The tests, from pharmaceutical companies Roche and Abbott’s, will first be administered to staff, residents and patients in healthcare or care home settings and will be available in the “coming months”.
Announcing the order, health secretary Matt Hancock said: “It’s not just about the clinical advances these tests can bring, although obviously that’s important.
“It’s knowing that you have these antibodies that will help us understand more in the future if you are at lower risk of catching coronavirus, dying from coronavirus and transmitting coronavirus.”
The finger prick tests show if someone has coronavirus antibodies and therefore has already had the disease.
It has been speculated that anyone with antibodies could be immune, but this has not yet been confirmed.
Hancock said an initial antibody test study found that an estimated 17 per cent of people in London and “around five per cent or higher in the rest of the country” had contracted coronavirus at some point.
The health secretary also announced a new trial of a “rapid turnaround” swab coronavirus test which shows if you have Covid-19 at the time of testing.

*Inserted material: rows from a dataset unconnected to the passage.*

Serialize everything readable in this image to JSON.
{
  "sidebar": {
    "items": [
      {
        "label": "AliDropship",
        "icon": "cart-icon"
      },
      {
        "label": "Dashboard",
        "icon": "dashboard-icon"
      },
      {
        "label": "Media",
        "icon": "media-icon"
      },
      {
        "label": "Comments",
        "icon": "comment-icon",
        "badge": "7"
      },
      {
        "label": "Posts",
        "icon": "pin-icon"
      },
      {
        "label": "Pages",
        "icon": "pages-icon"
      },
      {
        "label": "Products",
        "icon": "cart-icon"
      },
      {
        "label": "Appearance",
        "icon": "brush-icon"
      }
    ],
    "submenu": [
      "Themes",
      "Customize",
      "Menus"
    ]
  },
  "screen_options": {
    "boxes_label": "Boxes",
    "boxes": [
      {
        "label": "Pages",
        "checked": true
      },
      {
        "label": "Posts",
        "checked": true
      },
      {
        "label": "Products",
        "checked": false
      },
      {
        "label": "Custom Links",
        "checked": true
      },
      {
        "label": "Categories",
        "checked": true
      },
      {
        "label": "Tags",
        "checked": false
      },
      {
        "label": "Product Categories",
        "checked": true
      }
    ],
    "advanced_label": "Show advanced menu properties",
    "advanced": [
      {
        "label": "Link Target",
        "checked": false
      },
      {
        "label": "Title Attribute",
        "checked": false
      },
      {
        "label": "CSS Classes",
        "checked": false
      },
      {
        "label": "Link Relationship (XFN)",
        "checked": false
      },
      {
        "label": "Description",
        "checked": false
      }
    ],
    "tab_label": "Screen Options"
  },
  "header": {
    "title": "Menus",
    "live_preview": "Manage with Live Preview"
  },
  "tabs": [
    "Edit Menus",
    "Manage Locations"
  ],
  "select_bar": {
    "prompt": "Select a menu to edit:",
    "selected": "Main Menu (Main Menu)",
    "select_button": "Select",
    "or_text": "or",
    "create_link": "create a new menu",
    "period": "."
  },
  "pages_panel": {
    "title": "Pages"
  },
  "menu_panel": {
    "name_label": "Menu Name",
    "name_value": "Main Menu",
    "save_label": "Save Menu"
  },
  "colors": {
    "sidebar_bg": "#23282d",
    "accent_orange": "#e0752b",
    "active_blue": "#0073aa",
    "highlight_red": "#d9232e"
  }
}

A trial of the rapid tests, which give a result in 20 minutes, will begin in Hampshire immediately.
The trial will take place for six weeks, before being rolled out nationally if effective.
In a statement, Hancock said: “This new test could provide accurate results almost on the spot. This will enable health and care workers to carry on with their shift or immediately isolate on the same day, and could eventually offer the same benefit to the whole country.
“This could change the way that we control Covid-19 across the country, getting those with negative results back into society as quickly as possible.”
The rapid testing would help the government carry out its test, track and trace programme, which is due to start on 1 June.
Boris Johnson said the system would be “world beating” and will utilise 25,000 recently recruited contact tracers.
However, the rollout of the programme will happen without the NHS app that is being trialled in the Isle of Wight.
Home minister James Brokenshire said today that there was “no definitive timeline” on when the app will be rolled out nationally and that there had been issues during the trial.
Contact tracing has been used to great effect in South Korea, which has had less than 300 deaths from coronavirus.
The UK app, when launched, will allow people to alert the NHS if they have coronavirus-like symptoms.
The app will then send a message to those who have been in contact with the person displaying symptoms, with tests then administered to all those who need them and instructions to self-isolate.